The reality is,
-this wire thing might break anytime. Might not be supported in 2-3 decades...
-compatibility is an issue. How can I use my Sony lens if suddenly I want to get a body from different maker? Adapters don't work. Make them all mechanical, so we can at least focus.

The reality is, my old, 1970s Nikkor works on my Fujifilm like a charm. All manual. Fujiflm on Nikon? Never. Not that I'd need that, but just a thought... Again, do all mechanical (manual or autofocus, your choice) then it's at least a step towards "forever".

All mechanical isn't necessary at all. There's nothing about a digital communication protocol that necessarily has to become unusable in 2-3 decades. Some of the protocols you're using to view this web page are 2-3 decades old (or more). What is needed for the long run is a simple, well designed, well documented open standard. Unfortunately the camera industry is apparently allergic to this concept. Everyone has to invent their own proprietary way of doing the exact same thing that someone else is doing.

Link | Posted on Feb 4, 2016 at 23:18 UTC
In reply to:

Timbukto: I thought the first image was a fancy optical adjustment bench. But it's just hand sanitizer station. I think Chipotle needs some of those.

Also why on earth would anyone need to unbox a unit to QC vs just QC prior to boxing? Shady boxing workers?
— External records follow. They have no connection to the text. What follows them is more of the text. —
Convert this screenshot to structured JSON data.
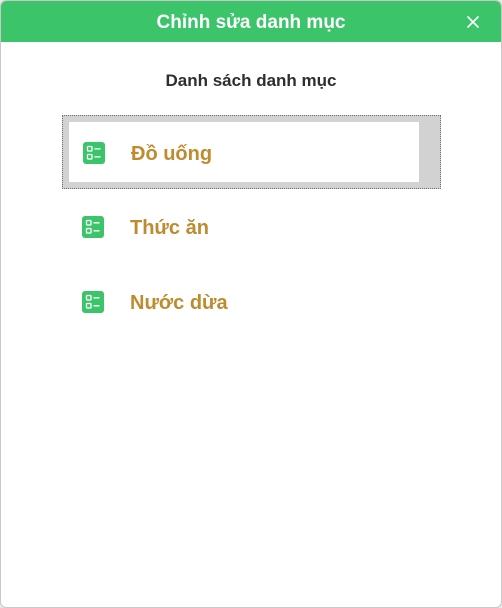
{
  "dialog": {
    "title": "Chỉnh sửa danh mục",
    "close_icon": "close-icon"
  },
  "heading": "Danh sách danh mục",
  "categories": [
    {
      "label": "Đồ uống",
      "icon": "list-icon",
      "selected": true
    },
    {
      "label": "Thức ăn",
      "icon": "list-icon",
      "selected": false
    },
    {
      "label": "Nước dừa",
      "icon": "list-icon",
      "selected": false
    }
  ],
  "colors": {
    "titlebar": "#3cc46a",
    "title_text": "#ffffff",
    "icon": "#3cc46a",
    "item_label": "#bf8b2e",
    "selected_bg": "#d2d2d2"
  }
}
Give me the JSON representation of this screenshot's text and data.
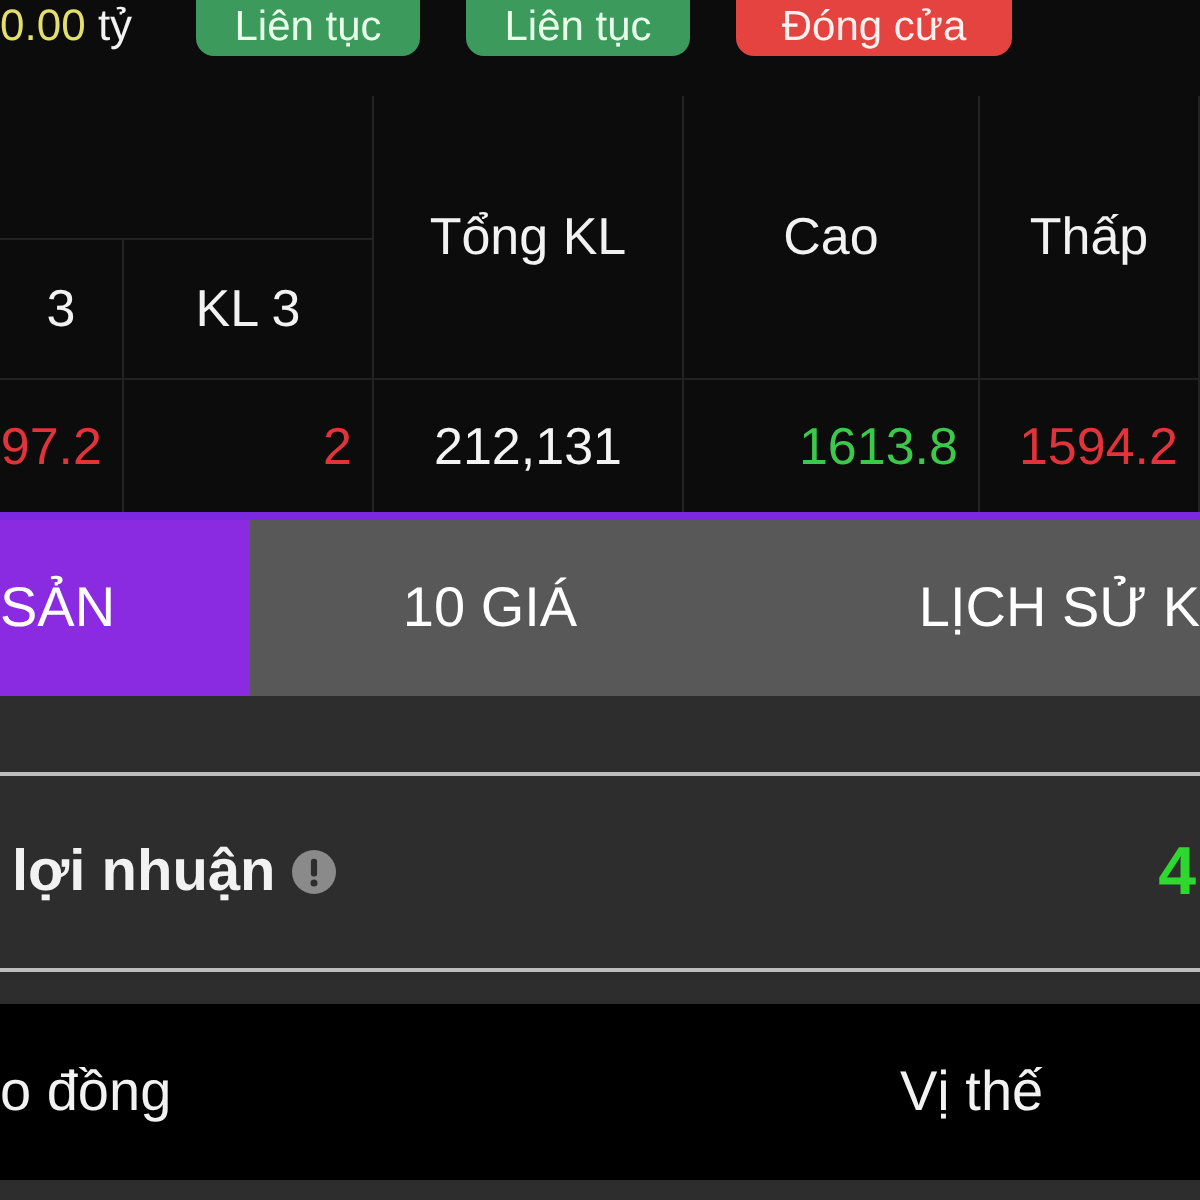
{
  "summary": {
    "value": "0.00",
    "unit": "tỷ",
    "badges": [
      {
        "label": "Liên tục",
        "kind": "open"
      },
      {
        "label": "Liên tục",
        "kind": "open"
      },
      {
        "label": "Đóng cửa",
        "kind": "closed"
      }
    ]
  },
  "table": {
    "columns": [
      "3",
      "KL 3",
      "Tổng KL",
      "Cao",
      "Thấp"
    ],
    "rows": [
      [
        {
          "text": "97.2",
          "color": "#e0343a"
        },
        {
          "text": "2",
          "color": "#e0343a"
        },
        {
          "text": "212,131",
          "color": "#f4f4f4"
        },
        {
          "text": "1613.8",
          "color": "#3cc84a"
        },
        {
          "text": "1594.2",
          "color": "#e0343a"
        }
      ]
    ]
  },
  "tabs": [
    {
      "label": "SẢN",
      "selected": true
    },
    {
      "label": "10 GIÁ",
      "selected": false
    },
    {
      "label": "LỊCH SỬ K",
      "selected": false
    }
  ],
  "profit": {
    "label": "lợi nhuận",
    "value": "4"
  },
  "positions": {
    "columns": [
      "o đồng",
      "Vị thế"
    ]
  }
}
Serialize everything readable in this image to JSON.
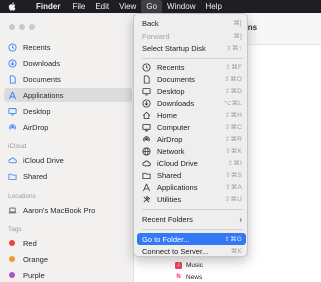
{
  "menubar": {
    "app_name": "Finder",
    "items": [
      "File",
      "Edit",
      "View",
      "Go",
      "Window",
      "Help"
    ]
  },
  "sidebar": {
    "favorites": [
      "Recents",
      "Downloads",
      "Documents",
      "Applications",
      "Desktop",
      "AirDrop"
    ],
    "icloud_header": "iCloud",
    "icloud": [
      "iCloud Drive",
      "Shared"
    ],
    "locations_header": "Locations",
    "locations": [
      "Aaron's MacBook Pro"
    ],
    "tags_header": "Tags",
    "tags": [
      {
        "label": "Red",
        "color": "#e8473c"
      },
      {
        "label": "Orange",
        "color": "#f29a2e"
      },
      {
        "label": "Purple",
        "color": "#a956c9"
      }
    ]
  },
  "main": {
    "title_fragment": "tions",
    "files": [
      {
        "label": "Music",
        "icon": "music-app-icon",
        "color": "#f0455d"
      },
      {
        "label": "News",
        "icon": "news-app-icon",
        "color": "#f0384e"
      }
    ]
  },
  "go_menu": {
    "back": {
      "label": "Back",
      "shortcut": "⌘["
    },
    "forward": {
      "label": "Forward",
      "shortcut": "⌘]"
    },
    "startup": {
      "label": "Select Startup Disk",
      "shortcut": "⇧⌘↑"
    },
    "places": [
      {
        "label": "Recents",
        "shortcut": "⇧⌘F",
        "icon": "clock-icon"
      },
      {
        "label": "Documents",
        "shortcut": "⇧⌘O",
        "icon": "document-icon"
      },
      {
        "label": "Desktop",
        "shortcut": "⇧⌘D",
        "icon": "desktop-icon"
      },
      {
        "label": "Downloads",
        "shortcut": "⌥⌘L",
        "icon": "download-icon"
      },
      {
        "label": "Home",
        "shortcut": "⇧⌘H",
        "icon": "home-icon"
      },
      {
        "label": "Computer",
        "shortcut": "⇧⌘C",
        "icon": "computer-icon"
      },
      {
        "label": "AirDrop",
        "shortcut": "⇧⌘R",
        "icon": "airdrop-icon"
      },
      {
        "label": "Network",
        "shortcut": "⇧⌘K",
        "icon": "globe-icon"
      },
      {
        "label": "iCloud Drive",
        "shortcut": "⇧⌘I",
        "icon": "cloud-icon"
      },
      {
        "label": "Shared",
        "shortcut": "⇧⌘S",
        "icon": "shared-folder-icon"
      },
      {
        "label": "Applications",
        "shortcut": "⇧⌘A",
        "icon": "applications-icon"
      },
      {
        "label": "Utilities",
        "shortcut": "⇧⌘U",
        "icon": "utilities-icon"
      }
    ],
    "recent_folders": "Recent Folders",
    "go_to_folder": {
      "label": "Go to Folder...",
      "shortcut": "⇧⌘G"
    },
    "connect": {
      "label": "Connect to Server...",
      "shortcut": "⌘K"
    }
  },
  "colors": {
    "accent": "#3478f6",
    "sidebar_icon": "#3a82f7",
    "menubar_bg": "#1e1f22"
  }
}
Or just nonsensical workflow?

Because then you can't detect boxing errors.

Link | Posted on Feb 2, 2016 at 03:27 UTC
On article History Repeating: Olympus PEN-F Review (1095 comments in total)
In reply to:

arhmatic: I would't call this "retro-styling". It's the "natural-styling" - because this is really the size and feel a camera should have. It happens to look retro, true. Well done, both Olympus and Fujifilm.

"this is really the size and feel a camera should have"

... in your opinion.

Link | Posted on Jan 27, 2016 at 07:27 UTC
Total: 177, showing: 1 – 20
« First‹ Previous12345Next ›Last »